_Task to carry out_
From the data below, return all lines holding the string "pages".

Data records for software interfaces
☆ ☆ ☆ ☆ ☆

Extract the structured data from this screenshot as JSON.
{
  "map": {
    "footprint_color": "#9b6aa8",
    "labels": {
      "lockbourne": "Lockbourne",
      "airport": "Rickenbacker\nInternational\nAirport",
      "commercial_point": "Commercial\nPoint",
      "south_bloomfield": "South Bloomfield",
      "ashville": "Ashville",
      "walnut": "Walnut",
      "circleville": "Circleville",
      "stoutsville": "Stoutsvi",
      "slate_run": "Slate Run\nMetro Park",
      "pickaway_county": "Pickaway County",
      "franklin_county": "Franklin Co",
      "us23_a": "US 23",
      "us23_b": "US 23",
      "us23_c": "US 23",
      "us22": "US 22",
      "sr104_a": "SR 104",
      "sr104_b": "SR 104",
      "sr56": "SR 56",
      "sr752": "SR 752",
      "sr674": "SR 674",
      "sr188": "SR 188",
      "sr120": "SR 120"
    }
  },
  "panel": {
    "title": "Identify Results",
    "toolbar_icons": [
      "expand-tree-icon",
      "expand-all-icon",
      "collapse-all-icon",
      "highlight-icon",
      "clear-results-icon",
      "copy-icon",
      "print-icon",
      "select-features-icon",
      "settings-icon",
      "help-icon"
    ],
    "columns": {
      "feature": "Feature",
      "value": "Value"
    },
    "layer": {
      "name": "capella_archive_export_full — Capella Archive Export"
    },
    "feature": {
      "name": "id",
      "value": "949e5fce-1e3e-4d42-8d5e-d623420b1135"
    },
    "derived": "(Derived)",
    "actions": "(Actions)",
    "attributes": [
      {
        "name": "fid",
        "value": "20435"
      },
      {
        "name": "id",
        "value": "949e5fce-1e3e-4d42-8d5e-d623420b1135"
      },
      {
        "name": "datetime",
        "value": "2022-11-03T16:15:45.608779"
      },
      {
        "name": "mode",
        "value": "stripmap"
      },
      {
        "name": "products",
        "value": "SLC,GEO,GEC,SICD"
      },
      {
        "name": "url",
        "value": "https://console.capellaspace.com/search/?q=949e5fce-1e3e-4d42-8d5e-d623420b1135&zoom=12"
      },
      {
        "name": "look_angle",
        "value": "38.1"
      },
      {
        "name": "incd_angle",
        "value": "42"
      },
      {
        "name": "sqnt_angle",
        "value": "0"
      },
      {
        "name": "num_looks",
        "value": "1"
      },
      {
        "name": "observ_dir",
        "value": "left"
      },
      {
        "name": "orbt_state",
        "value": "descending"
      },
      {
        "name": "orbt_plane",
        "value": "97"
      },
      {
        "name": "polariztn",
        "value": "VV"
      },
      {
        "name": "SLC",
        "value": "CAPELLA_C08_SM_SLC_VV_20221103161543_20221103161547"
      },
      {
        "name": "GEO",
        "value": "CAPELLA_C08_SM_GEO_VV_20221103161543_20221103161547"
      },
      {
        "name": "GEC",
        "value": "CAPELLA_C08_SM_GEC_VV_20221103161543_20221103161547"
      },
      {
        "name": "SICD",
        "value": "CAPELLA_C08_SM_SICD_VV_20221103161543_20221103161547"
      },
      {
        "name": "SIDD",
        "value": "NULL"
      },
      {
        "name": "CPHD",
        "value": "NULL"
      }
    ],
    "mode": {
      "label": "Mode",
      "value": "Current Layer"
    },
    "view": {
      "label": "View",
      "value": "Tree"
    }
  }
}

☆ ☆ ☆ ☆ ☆

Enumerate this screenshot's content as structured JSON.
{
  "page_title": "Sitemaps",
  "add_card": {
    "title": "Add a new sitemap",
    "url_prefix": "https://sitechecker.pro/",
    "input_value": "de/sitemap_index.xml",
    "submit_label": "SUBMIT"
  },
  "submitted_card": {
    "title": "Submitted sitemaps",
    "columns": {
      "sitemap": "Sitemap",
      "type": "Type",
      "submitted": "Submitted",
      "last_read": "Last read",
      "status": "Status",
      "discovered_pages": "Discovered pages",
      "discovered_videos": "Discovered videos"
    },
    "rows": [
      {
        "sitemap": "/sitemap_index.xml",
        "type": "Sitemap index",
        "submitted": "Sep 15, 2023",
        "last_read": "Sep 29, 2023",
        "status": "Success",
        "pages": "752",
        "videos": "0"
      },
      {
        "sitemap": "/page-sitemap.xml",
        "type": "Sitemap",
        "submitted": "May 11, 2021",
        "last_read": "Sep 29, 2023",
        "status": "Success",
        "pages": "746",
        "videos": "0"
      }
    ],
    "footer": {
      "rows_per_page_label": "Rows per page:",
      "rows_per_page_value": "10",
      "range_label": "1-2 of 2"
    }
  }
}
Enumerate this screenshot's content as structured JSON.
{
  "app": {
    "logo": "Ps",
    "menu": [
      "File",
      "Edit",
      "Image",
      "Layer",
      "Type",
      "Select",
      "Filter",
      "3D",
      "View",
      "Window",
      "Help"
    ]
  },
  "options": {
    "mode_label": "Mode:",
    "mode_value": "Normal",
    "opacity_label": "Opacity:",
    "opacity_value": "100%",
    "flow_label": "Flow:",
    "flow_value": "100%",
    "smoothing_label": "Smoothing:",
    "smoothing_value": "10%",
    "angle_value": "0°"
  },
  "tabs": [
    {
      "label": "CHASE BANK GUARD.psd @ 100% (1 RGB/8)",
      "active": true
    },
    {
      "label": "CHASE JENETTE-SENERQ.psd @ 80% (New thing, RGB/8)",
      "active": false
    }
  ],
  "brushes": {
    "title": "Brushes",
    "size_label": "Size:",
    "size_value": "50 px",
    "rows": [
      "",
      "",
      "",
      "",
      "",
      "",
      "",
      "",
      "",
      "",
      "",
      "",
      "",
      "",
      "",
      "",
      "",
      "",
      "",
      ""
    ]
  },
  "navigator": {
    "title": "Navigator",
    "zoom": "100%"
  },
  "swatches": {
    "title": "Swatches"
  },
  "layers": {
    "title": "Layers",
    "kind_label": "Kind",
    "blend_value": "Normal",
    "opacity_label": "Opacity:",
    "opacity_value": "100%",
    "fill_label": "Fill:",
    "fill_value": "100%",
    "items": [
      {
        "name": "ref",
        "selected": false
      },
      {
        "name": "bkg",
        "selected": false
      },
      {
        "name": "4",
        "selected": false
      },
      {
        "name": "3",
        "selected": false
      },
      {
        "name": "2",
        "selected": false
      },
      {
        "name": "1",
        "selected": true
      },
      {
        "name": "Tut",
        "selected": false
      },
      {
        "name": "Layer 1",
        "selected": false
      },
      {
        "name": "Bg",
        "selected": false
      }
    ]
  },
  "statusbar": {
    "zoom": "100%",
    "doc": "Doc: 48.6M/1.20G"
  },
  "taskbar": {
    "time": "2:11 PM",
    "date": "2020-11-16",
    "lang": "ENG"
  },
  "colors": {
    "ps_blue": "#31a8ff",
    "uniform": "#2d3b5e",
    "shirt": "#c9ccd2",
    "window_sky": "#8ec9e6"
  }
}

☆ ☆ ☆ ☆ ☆

_Answer for the task_
      "discovered_pages": "Discovered pages",
        "pages": "752",
        "pages": "746",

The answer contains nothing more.